The Physical and Spiritual Benefits of Sharing a Meal
Written by Erica Golden
The Bible is filled with stories of people eating together and showing hospitality to their neighbors. What do we gain from sharing meals with others?
With our busy lives and hectic schedules, it can be hard to find time to plan social events and host dinners the way we might desire to. Even among families, it’s hard to get a healthy dinner on our tables and find time to eat meals together between all the activities everyone has going on.
Many eat in a hurry—alone at home or on the run. Sometimes it’s just not feasible to plan family dinners every night of the week. And it may seem even more challenging to consider having others over for a meal!
In the United States and many other nations, mealtime has changed dramatically in the past several decades. Instead of being a time when we sit down in a calm environment, talk with friends and family, and take our time to eat slowly and enjoy good food together—for many, mealtime is now just another rushed activity that we finish as quickly as possible.
Benefits of shared meals
Many studies have looked at the benefits of shared meals for children, families and even seniors. Whatever our age or life circumstance, we all have a deep need for conversation and fellowship with one another, which is often made richer by the shared experience of a relaxing and nourishing meal.
Studies have shown that children who eat meals with their family tend to eat a wider variety of foods, including fruits and vegetables, and have better eating habits. Kids in families who dined together were also more likely to be altruistic (showing concern for others) and sharing when they became adults.
For older adults, and especially older men, eating with others can protect against depression. And if dining together also improves the diet quality of adults, it’s also likely that sharing meals could help promote healthier aging and decrease the risk of cognitive decline—both of which are linked to healthy eating and social connection

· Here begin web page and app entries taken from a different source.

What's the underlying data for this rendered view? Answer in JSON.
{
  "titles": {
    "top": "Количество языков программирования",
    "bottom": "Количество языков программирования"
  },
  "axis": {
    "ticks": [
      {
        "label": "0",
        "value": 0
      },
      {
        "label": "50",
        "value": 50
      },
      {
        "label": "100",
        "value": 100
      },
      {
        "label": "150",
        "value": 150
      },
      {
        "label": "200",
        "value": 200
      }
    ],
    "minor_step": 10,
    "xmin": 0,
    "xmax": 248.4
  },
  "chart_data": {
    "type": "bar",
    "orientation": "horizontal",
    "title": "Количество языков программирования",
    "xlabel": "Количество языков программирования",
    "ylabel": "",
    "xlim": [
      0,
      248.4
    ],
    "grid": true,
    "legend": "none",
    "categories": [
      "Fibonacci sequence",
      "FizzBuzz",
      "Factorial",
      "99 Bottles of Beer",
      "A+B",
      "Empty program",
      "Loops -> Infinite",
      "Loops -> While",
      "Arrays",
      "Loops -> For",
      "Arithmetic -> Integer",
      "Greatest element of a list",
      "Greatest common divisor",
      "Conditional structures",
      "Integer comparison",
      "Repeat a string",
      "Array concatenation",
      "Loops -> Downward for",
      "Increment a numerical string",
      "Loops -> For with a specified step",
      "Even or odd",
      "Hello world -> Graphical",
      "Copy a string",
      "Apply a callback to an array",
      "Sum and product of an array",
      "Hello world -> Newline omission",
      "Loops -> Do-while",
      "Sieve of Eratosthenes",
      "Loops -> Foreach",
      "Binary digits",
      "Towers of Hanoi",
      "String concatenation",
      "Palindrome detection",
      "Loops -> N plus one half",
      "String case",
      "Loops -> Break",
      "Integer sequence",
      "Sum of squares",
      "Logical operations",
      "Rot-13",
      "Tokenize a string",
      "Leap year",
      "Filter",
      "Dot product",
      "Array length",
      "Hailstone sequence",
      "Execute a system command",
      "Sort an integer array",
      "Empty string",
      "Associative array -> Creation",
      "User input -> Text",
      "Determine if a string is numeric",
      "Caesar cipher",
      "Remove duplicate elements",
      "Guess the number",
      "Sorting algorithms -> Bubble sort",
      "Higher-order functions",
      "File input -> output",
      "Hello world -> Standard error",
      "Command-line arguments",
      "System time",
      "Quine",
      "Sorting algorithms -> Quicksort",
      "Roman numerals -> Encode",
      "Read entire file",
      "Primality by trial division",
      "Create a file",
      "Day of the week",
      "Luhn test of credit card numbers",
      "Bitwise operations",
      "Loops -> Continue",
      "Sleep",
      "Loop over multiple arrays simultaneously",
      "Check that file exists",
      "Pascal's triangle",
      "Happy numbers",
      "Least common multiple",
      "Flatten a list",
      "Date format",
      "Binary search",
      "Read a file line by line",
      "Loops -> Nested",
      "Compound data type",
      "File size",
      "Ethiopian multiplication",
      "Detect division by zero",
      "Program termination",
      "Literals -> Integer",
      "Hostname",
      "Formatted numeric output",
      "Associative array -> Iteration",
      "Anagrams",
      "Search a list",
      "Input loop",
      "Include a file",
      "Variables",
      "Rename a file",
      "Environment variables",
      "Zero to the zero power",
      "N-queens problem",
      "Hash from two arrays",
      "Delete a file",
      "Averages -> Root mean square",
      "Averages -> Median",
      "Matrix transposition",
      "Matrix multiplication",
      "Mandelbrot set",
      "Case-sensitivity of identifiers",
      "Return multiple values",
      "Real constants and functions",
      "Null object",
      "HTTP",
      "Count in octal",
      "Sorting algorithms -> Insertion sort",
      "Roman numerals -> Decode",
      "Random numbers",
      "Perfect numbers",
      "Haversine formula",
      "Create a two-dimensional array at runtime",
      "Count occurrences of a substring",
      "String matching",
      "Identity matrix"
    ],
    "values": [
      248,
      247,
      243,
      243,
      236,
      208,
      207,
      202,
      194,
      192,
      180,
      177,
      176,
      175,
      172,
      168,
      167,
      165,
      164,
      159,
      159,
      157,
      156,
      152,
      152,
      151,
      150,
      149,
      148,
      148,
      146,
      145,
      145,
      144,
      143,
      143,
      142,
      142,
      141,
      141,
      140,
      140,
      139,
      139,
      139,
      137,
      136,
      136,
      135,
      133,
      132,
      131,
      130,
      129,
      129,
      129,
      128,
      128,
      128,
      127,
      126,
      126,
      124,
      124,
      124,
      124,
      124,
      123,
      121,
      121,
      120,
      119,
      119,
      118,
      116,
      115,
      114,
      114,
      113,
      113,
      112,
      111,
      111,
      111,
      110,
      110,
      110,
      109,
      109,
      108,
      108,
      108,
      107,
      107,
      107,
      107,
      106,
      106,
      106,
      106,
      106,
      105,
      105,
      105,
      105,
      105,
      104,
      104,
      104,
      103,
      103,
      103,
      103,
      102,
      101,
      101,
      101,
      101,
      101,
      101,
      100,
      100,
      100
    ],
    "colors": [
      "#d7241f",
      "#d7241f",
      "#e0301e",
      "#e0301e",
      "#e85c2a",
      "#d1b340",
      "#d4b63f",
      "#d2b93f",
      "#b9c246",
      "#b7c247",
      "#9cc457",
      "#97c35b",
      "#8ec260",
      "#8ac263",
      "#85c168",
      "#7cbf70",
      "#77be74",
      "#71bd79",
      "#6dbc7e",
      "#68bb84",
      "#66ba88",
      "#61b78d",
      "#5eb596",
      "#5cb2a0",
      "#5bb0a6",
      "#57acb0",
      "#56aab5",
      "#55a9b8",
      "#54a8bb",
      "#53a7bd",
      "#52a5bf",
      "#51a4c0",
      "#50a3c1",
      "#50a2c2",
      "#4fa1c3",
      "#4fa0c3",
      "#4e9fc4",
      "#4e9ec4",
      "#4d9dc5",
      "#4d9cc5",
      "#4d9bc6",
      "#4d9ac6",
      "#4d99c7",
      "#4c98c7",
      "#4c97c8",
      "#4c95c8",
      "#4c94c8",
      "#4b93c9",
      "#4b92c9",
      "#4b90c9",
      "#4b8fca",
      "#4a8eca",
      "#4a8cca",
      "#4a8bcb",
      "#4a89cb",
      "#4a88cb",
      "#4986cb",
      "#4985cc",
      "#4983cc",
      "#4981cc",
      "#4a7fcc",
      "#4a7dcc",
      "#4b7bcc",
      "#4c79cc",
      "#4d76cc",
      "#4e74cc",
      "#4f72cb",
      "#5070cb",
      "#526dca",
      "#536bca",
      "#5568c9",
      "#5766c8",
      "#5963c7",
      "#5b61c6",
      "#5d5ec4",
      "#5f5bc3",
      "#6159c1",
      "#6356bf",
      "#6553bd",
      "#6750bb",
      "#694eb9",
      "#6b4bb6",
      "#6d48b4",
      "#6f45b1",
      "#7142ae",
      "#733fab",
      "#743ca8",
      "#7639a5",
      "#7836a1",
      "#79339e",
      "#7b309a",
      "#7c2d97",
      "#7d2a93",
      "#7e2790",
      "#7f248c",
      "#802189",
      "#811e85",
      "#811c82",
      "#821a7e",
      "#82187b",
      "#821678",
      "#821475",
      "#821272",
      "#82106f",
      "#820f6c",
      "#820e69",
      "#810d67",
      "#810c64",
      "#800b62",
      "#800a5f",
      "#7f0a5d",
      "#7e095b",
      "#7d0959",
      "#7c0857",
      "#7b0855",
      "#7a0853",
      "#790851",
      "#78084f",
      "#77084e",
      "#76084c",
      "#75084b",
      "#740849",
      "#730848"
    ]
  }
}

Practical ways to dine together more
Whether you’re single, married or have a family, here are some ideas for making shared meals more practical and possible. Keep in mind that meals do not have to be elaborate or expensive to be enjoyed. As Proverbs 15:17 reminds us, “Better is a dinner of herbs where love is, than a fatted calf with hatred.”
- Plan family dinners on certain nights throughout the week. A calm, relaxed atmosphere will likely make the family dinner most enjoyable for everyone. Don’t worry about making it too elaborate if that will be more stressful for you.
- Plan in advance to celebrate special events and accomplishments together with family or brethren. If someone is rejoicing about something new in his or her life, that’s a great reason to get people together and rejoice over a meal!
- When you invite other Church members to your home, ask everyone to bring something. You can plan the entrée and ask others to bring sides and drinks, or you can just plan a potluck and let others bring what they like. Either way, this reduces pressure on you as the host and allows your guests to share some of their favorite foods as well!
- Invite people over after services on the Sabbath. Finding a day and time that works for everyone is often one of the hardest parts of hosting. If you live within a reasonable distance of your congregation, you might consider putting on the slow cooker before church and inviting people over after services.
- Go out to a restaurant. While restaurants are not always ideal places for fostering deep conversation, they can be! Look for places that play quiet music and don’t have TVs on every wall. Especially if you live far from other Church members in your area, this can be one of the most convenient ways to get together for a meal.
- Find ways to focus the conversation around spiritual things when possible. While it’s great to talk about your day, week or hobbies, shared mealtimes provide a perfect opportunity to talk about God’s blessings, promises and spiritual lessons learned.
Shared meals in the Bible
From the story of Moses, Aaron and the 70 elders who ate and drank in the presence of God in Exodus 24 to the “marriage supper” in Revelation 19:9, shared meals are full of symbolism and meaning in the Bible. By sharing meals, we grow closer, stimulate one another spiritually and learn generosity.
One of my favorite verses about the relationship between people in God’s Church is at the beginning of Acts, where we see the practice of the first members of the early Church: “So continuing daily with one accord in the temple, and breaking bread from house to house, they ate their food with gladness and simplicity of heart” (Acts 2:46).
May we all seek to show the same hospitality, togetherness and fellowship with our families—both physical and spiritual!
For more on fellowship and hospitality, read “How to Fellowship.”